*** Begin section ***

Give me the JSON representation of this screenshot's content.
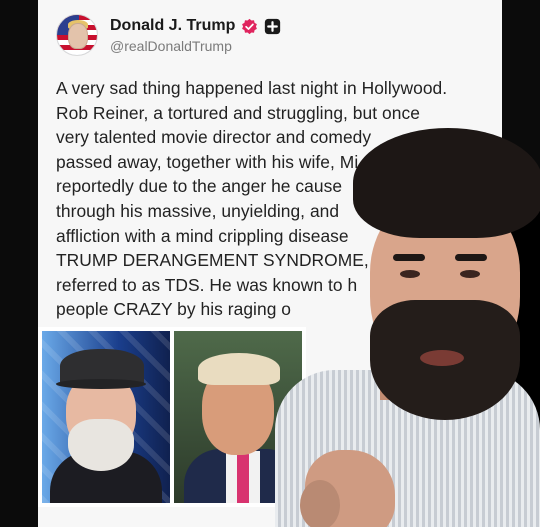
{
  "post": {
    "display_name": "Donald J. Trump",
    "handle": "@realDonaldTrump",
    "verified_color": "#e0245e",
    "lines": [
      "A very sad thing happened last night in Hollywood.",
      "Rob Reiner, a tortured and struggling, but once",
      "very talented movie director and comedy",
      "passed away, together with his wife, Mi",
      "reportedly due to the anger he cause",
      "through his massive, unyielding, and",
      "affliction with a mind crippling disease",
      "TRUMP DERANGEMENT SYNDROME, s",
      "referred to as TDS. He was known to h",
      "people CRAZY by his raging o"
    ]
  },
  "icons": {
    "verified": "verified-badge-icon",
    "plus": "plus-square-icon"
  }
}
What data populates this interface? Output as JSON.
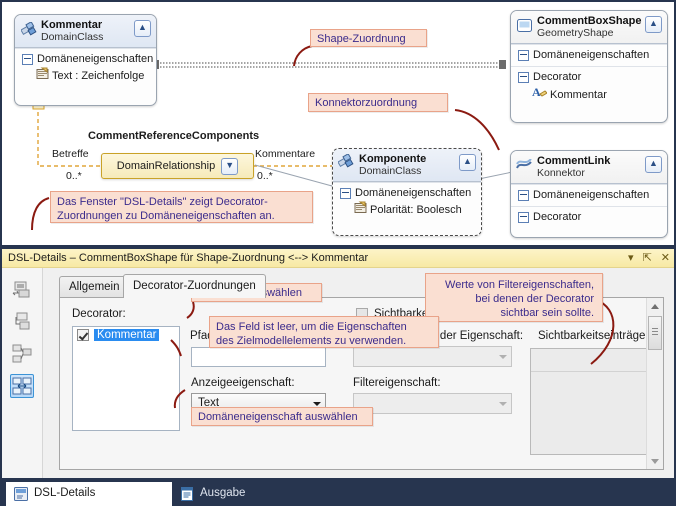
{
  "diagram": {
    "shapes": [
      {
        "id": "kommentar",
        "title": "Kommentar",
        "subtitle": "DomainClass",
        "icon": "domain-class-icon",
        "sections": [
          {
            "label": "Domäneneigenschaften",
            "items": [
              {
                "text": "Text : Zeichenfolge",
                "icon": "property-icon"
              }
            ]
          }
        ]
      },
      {
        "id": "commentboxshape",
        "title": "CommentBoxShape",
        "subtitle": "GeometryShape",
        "icon": "geometry-shape-icon",
        "sections": [
          {
            "label": "Domäneneigenschaften",
            "items": []
          },
          {
            "label": "Decorator",
            "items": [
              {
                "text": "Kommentar",
                "icon": "text-decorator-icon"
              }
            ]
          }
        ]
      },
      {
        "id": "komponente",
        "title": "Komponente",
        "subtitle": "DomainClass",
        "icon": "domain-class-icon",
        "sections": [
          {
            "label": "Domäneneigenschaften",
            "items": [
              {
                "text": "Polarität: Boolesch",
                "icon": "property-icon"
              }
            ]
          }
        ]
      },
      {
        "id": "commentlink",
        "title": "CommentLink",
        "subtitle": "Konnektor",
        "icon": "connector-icon",
        "sections": [
          {
            "label": "Domäneneigenschaften",
            "items": []
          },
          {
            "label": "Decorator",
            "items": []
          }
        ]
      }
    ],
    "relationship": {
      "name": "CommentReferenceComponents",
      "box_label": "DomainRelationship",
      "left_role": "Betreffe",
      "left_multiplicity": "0..*",
      "right_role": "Kommentare",
      "right_multiplicity": "0..*"
    },
    "callouts": [
      {
        "id": "shape-zuordnung",
        "text": "Shape-Zuordnung"
      },
      {
        "id": "konnektorzuordnung",
        "text": "Konnektorzuordnung"
      },
      {
        "id": "dsl-details-hinweis",
        "text": "Das Fenster \"DSL-Details\" zeigt Decorator-\nZuordnungen zu Domäneneigenschaften an."
      }
    ]
  },
  "toolwindow": {
    "title": "DSL-Details – CommentBoxShape für Shape-Zuordnung <--> Kommentar",
    "buttons": {
      "dropdown": "▾",
      "pin": "⇱",
      "close": "✕"
    },
    "toolbar_items": [
      {
        "id": "tb-1",
        "name": "relationship-tool-icon",
        "selected": false
      },
      {
        "id": "tb-2",
        "name": "element-merge-tool-icon",
        "selected": false
      },
      {
        "id": "tb-3",
        "name": "diagram-map-tool-icon",
        "selected": false
      },
      {
        "id": "tb-4",
        "name": "shape-map-tool-icon",
        "selected": true
      }
    ],
    "tabs": [
      {
        "id": "tab-allgemein",
        "label": "Allgemein",
        "active": false
      },
      {
        "id": "tab-decorator",
        "label": "Decorator-Zuordnungen",
        "active": true
      }
    ],
    "form": {
      "decorator_label": "Decorator:",
      "decorator_list": [
        {
          "label": "Kommentar",
          "checked": true,
          "selected": true
        }
      ],
      "visibility_filter_label": "Sichtbarkeitsfilter",
      "visibility_filter_checked": false,
      "display_path_label": "Pfad zum Anzeigen der Eigenschaft:",
      "display_path_value": "",
      "filter_path_label": "Pfad zum Filtern der Eigenschaft:",
      "filter_path_value": "",
      "display_property_label": "Anzeigeeigenschaft:",
      "display_property_value": "Text",
      "filter_property_label": "Filtereigenschaft:",
      "filter_property_value": "",
      "visibility_entries_label": "Sichtbarkeitseinträge"
    },
    "callouts": [
      {
        "id": "decorator-auswaehlen",
        "text": "Decorator auswählen"
      },
      {
        "id": "filter-werte",
        "text": "Werte von Filtereigenschaften,\nbei denen der Decorator\nsichtbar sein sollte."
      },
      {
        "id": "feld-leer",
        "text": "Das Feld ist leer, um die Eigenschaften\ndes Zielmodellelements zu verwenden."
      },
      {
        "id": "domaeneneigenschaft-auswaehlen",
        "text": "Domäneneigenschaft auswählen"
      }
    ]
  },
  "window_tabs": [
    {
      "id": "wtab-dsl-details",
      "label": "DSL-Details",
      "icon": "dsl-details-icon",
      "active": true
    },
    {
      "id": "wtab-ausgabe",
      "label": "Ausgabe",
      "icon": "output-icon",
      "active": false
    }
  ],
  "colors": {
    "callout_bg": "#fadfd2",
    "callout_border": "#e9a389",
    "callout_text": "#3b2b8c",
    "annotation_line": "#8b1a11",
    "titlebar_bg": "#f7e9a4",
    "selection_blue": "#2a8cf0",
    "window_chrome": "#27354f"
  }
}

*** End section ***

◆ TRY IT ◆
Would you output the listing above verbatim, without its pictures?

◆ RESULT OF THE TASK ◆
Give me the JSON representation of this screenshot's content.
{
  "post": {
    "display_name": "Donald J. Trump",
    "handle": "@realDonaldTrump",
    "verified_color": "#e0245e",
    "lines": [
      "A very sad thing happened last night in Hollywood.",
      "Rob Reiner, a tortured and struggling, but once",
      "very talented movie director and comedy",
      "passed away, together with his wife, Mi",
      "reportedly due to the anger he cause",
      "through his massive, unyielding, and",
      "affliction with a mind crippling disease",
      "TRUMP DERANGEMENT SYNDROME, s",
      "referred to as TDS. He was known to h",
      "people CRAZY by his raging o"
    ]
  },
  "icons": {
    "verified": "verified-badge-icon",
    "plus": "plus-square-icon"
  }
}
What data populates this interface? Output as JSON.
{
  "diagram": {
    "shapes": [
      {
        "id": "kommentar",
        "title": "Kommentar",
        "subtitle": "DomainClass",
        "icon": "domain-class-icon",
        "sections": [
          {
            "label": "Domäneneigenschaften",
            "items": [
              {
                "text": "Text : Zeichenfolge",
                "icon": "property-icon"
              }
            ]
          }
        ]
      },
      {
        "id": "commentboxshape",
        "title": "CommentBoxShape",
        "subtitle": "GeometryShape",
        "icon": "geometry-shape-icon",
        "sections": [
          {
            "label": "Domäneneigenschaften",
            "items": []
          },
          {
            "label": "Decorator",
            "items": [
              {
                "text": "Kommentar",
                "icon": "text-decorator-icon"
              }
            ]
          }
        ]
      },
      {
        "id": "komponente",
        "title": "Komponente",
        "subtitle": "DomainClass",
        "icon": "domain-class-icon",
        "sections": [
          {
            "label": "Domäneneigenschaften",
            "items": [
              {
                "text": "Polarität: Boolesch",
                "icon": "property-icon"
              }
            ]
          }
        ]
      },
      {
        "id": "commentlink",
        "title": "CommentLink",
        "subtitle": "Konnektor",
        "icon": "connector-icon",
        "sections": [
          {
            "label": "Domäneneigenschaften",
            "items": []
          },
          {
            "label": "Decorator",
            "items": []
          }
        ]
      }
    ],
    "relationship": {
      "name": "CommentReferenceComponents",
      "box_label": "DomainRelationship",
      "left_role": "Betreffe",
      "left_multiplicity": "0..*",
      "right_role": "Kommentare",
      "right_multiplicity": "0..*"
    },
    "callouts": [
      {
        "id": "shape-zuordnung",
        "text": "Shape-Zuordnung"
      },
      {
        "id": "konnektorzuordnung",
        "text": "Konnektorzuordnung"
      },
      {
        "id": "dsl-details-hinweis",
        "text": "Das Fenster \"DSL-Details\" zeigt Decorator-\nZuordnungen zu Domäneneigenschaften an."
      }
    ]
  },
  "toolwindow": {
    "title": "DSL-Details – CommentBoxShape für Shape-Zuordnung <--> Kommentar",
    "buttons": {
      "dropdown": "▾",
      "pin": "⇱",
      "close": "✕"
    },
    "toolbar_items": [
      {
        "id": "tb-1",
        "name": "relationship-tool-icon",
        "selected": false
      },
      {
        "id": "tb-2",
        "name": "element-merge-tool-icon",
        "selected": false
      },
      {
        "id": "tb-3",
        "name": "diagram-map-tool-icon",
        "selected": false
      },
      {
        "id": "tb-4",
        "name": "shape-map-tool-icon",
        "selected": true
      }
    ],
    "tabs": [
      {
        "id": "tab-allgemein",
        "label": "Allgemein",
        "active": false
      },
      {
        "id": "tab-decorator",
        "label": "Decorator-Zuordnungen",
        "active": true
      }
    ],
    "form": {
      "decorator_label": "Decorator:",
      "decorator_list": [
        {
          "label": "Kommentar",
          "checked": true,
          "selected": true
        }
      ],
      "visibility_filter_label": "Sichtbarkeitsfilter",
      "visibility_filter_checked": false,
      "display_path_label": "Pfad zum Anzeigen der Eigenschaft:",
      "display_path_value": "",
      "filter_path_label": "Pfad zum Filtern der Eigenschaft:",
      "filter_path_value": "",
      "display_property_label": "Anzeigeeigenschaft:",
      "display_property_value": "Text",
      "filter_property_label": "Filtereigenschaft:",
      "filter_property_value": "",
      "visibility_entries_label": "Sichtbarkeitseinträge"
    },
    "callouts": [
      {
        "id": "decorator-auswaehlen",
        "text": "Decorator auswählen"
      },
      {
        "id": "filter-werte",
        "text": "Werte von Filtereigenschaften,\nbei denen der Decorator\nsichtbar sein sollte."
      },
      {
        "id": "feld-leer",
        "text": "Das Feld ist leer, um die Eigenschaften\ndes Zielmodellelements zu verwenden."
      },
      {
        "id": "domaeneneigenschaft-auswaehlen",
        "text": "Domäneneigenschaft auswählen"
      }
    ]
  },
  "window_tabs": [
    {
      "id": "wtab-dsl-details",
      "label": "DSL-Details",
      "icon": "dsl-details-icon",
      "active": true
    },
    {
      "id": "wtab-ausgabe",
      "label": "Ausgabe",
      "icon": "output-icon",
      "active": false
    }
  ],
  "colors": {
    "callout_bg": "#fadfd2",
    "callout_border": "#e9a389",
    "callout_text": "#3b2b8c",
    "annotation_line": "#8b1a11",
    "titlebar_bg": "#f7e9a4",
    "selection_blue": "#2a8cf0",
    "window_chrome": "#27354f"
  }
}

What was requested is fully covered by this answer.